• Task instructions
Go through the entries and copy every one exactly.

(Entries provided Opens)

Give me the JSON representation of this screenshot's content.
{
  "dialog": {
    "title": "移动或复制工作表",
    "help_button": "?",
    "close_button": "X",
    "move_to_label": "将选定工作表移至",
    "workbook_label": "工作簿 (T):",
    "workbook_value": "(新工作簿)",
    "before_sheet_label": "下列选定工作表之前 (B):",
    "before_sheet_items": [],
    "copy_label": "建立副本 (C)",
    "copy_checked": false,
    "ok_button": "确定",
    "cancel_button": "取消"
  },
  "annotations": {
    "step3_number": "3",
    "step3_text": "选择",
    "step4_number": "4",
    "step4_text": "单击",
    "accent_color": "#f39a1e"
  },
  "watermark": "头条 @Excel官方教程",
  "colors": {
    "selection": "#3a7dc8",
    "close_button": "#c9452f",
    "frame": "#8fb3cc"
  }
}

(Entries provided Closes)

• Answer to this problem
Give me the JSON representation of this screenshot's content.
{
  "dialog": {
    "title": "移动或复制工作表",
    "help_button": "?",
    "close_button": "X",
    "move_to_label": "将选定工作表移至",
    "workbook_label": "工作簿 (T):",
    "workbook_value": "(新工作簿)",
    "before_sheet_label": "下列选定工作表之前 (B):",
    "before_sheet_items": [],
    "copy_label": "建立副本 (C)",
    "copy_checked": false,
    "ok_button": "确定",
    "cancel_button": "取消"
  },
  "annotations": {
    "step3_number": "3",
    "step3_text": "选择",
    "step4_number": "4",
    "step4_text": "单击",
    "accent_color": "#f39a1e"
  },
  "watermark": "头条 @Excel官方教程",
  "colors": {
    "selection": "#3a7dc8",
    "close_button": "#c9452f",
    "frame": "#8fb3cc"
  }
}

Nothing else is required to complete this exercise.